So -- readers must wonder -- can Mr. Ulrich sue for defamation, and wind up replacing the Sulzbergers as owners of the paper of record some day down the road? Probably he’ll run into trouble if he tries this, and one major reason is that -- it’s one of the nastiest secrets of litigation journalism -- papers can print all sorts of defamatory allegations with impunity, including those that later prove false, so long as those allegations have previously appeared in official court documents. In this instance, lawyers had filed the transcripts the Friday before Eichenwald’s Monday morning piece.

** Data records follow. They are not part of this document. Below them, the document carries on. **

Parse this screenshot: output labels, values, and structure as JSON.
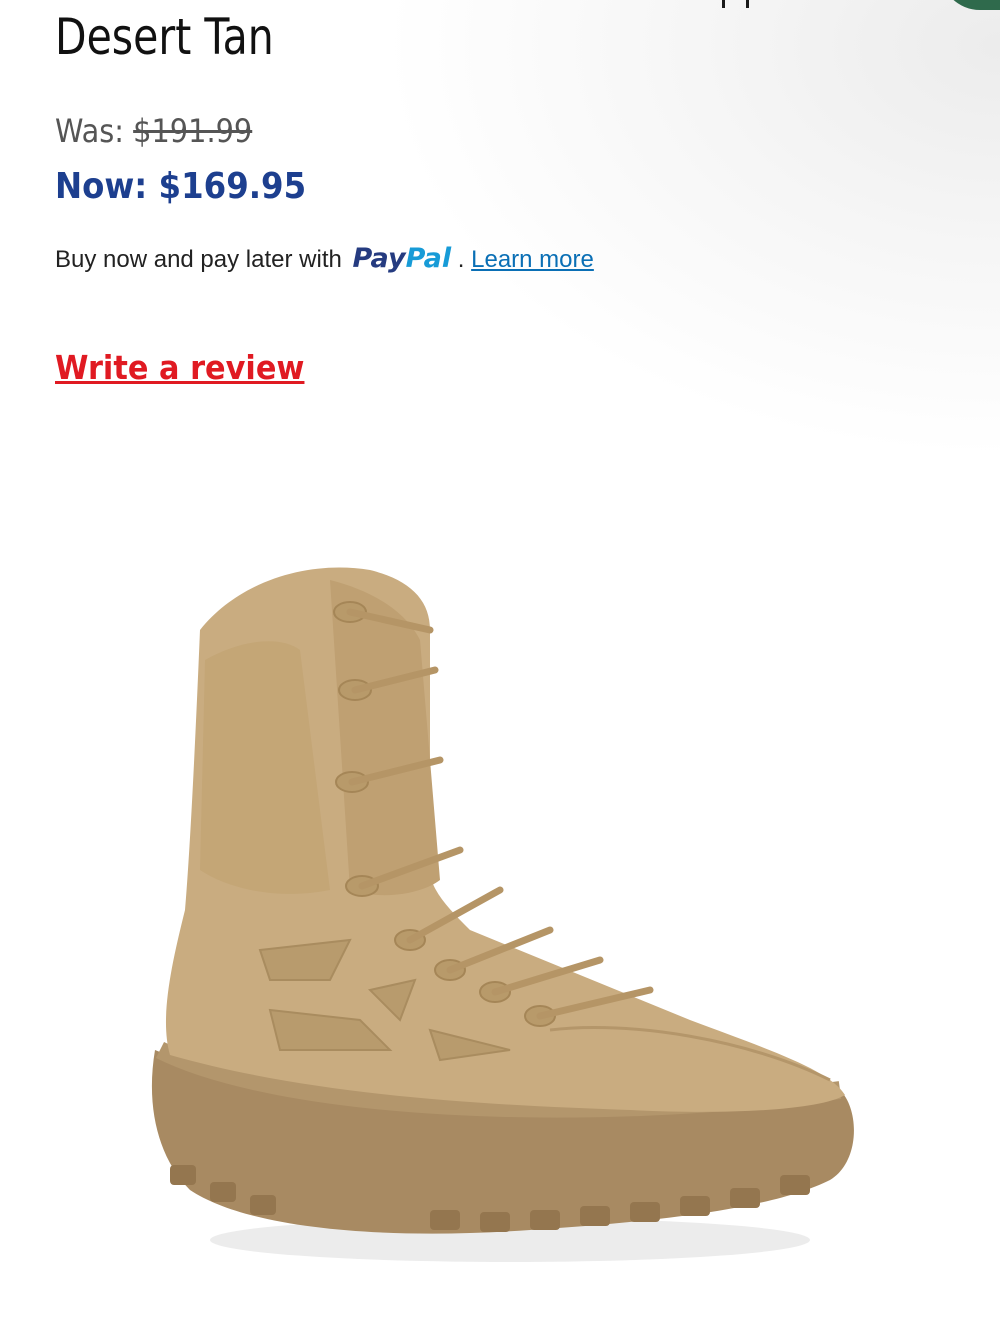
{
  "product": {
    "title": "Desert Tan",
    "was_label": "Was:",
    "was_price": "$191.99",
    "now_label": "Now:",
    "now_price": "$169.95",
    "paypal_text": "Buy now and pay later with",
    "paypal_logo_part1": "Pay",
    "paypal_logo_part2": "Pal",
    "paypal_separator": ".",
    "learn_more": "Learn more",
    "write_review": "Write a review",
    "image_icon": "tactical-boot-image"
  },
  "colors": {
    "now_price": "#1d3f8f",
    "review_link": "#e01a22",
    "learn_more": "#0a6fb5",
    "paypal_dark": "#253b80",
    "paypal_light": "#179bd7",
    "boot": "#c9ac80",
    "corner_badge": "#2f6a4c"
  }
}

The doctrine granting reporters immunity in printing the contents of court documents is an extraordinarily convenient one for lawyers, of course, because they naturally enjoy so much of a hand in shaping what will become official court documents: they draft affidavits, elicit deposition testimony, describe their opponents’ supposed conduct in the course of filing complaints, and so on; they also arrange for the transcribing of recordings. It makes them the perfect negative source: not only does a lot of material damaging to their opponents fall into their hands naturally, but they can generate more such material simply by arranging for factoids to make their way into a court record. Once they do, their friends in the press can print them.
USA Today, virtually the only paper to question this kind of manipulation in the Texaco case, asked Times business editor John Geddes whether the paper had been “used by plaintiffs in the case to promote a faulty but more inflammatory transcript.” His response? “Not unless the court was used.” You might think it had never occurred to the business editor of the New York Times that lawyers interested in promoting dubious information in the press might long ago have discovered the best carom-shot technique for getting it there: promote it in a court paper first.
“Genuine or not,” Newsweek said with fine indifference when publishing the Hitler diaries hoax, “it almost doesn’t matter in the end.” Maybe, as Derrick Jackson of the Globe would have it, the Texaco case signifies that someone up there is trying to keep white people honest. Too bad no one down here is doing the same for trial lawyers and journalists.
(1.) There was a wider story here too, about the epidemic of secret taping by litigious employees in the American workplace. A few years back a West Coast lawyer who represents fired employees suing their bosses told the Wall Street Journal that about one in five of his clients tell him they’ve secretly taped conversations. Many courts have encouraged the trend by letting workers pocket awards based on covert taping (“exclusionary” rules generally apply only to prosecutors, not private litigants). Thus a federal appeals court approved a wrongful-firing award to a Connecticut paper-company executive who’d worn a wire into meetings with his supervisors, although dissenting judge Ellsworth van Graafeiland thought it unfortunate that “every disgruntled employee in the Second Circuit henceforth will feel free to report for work with a tape recorder hidden on his person.” (Judge van Graafeiland also said he thought it unlikely that his fellow judges would be so understanding were their clerks to begin surreptitiously bringing in recorders to monitor their deliberations.)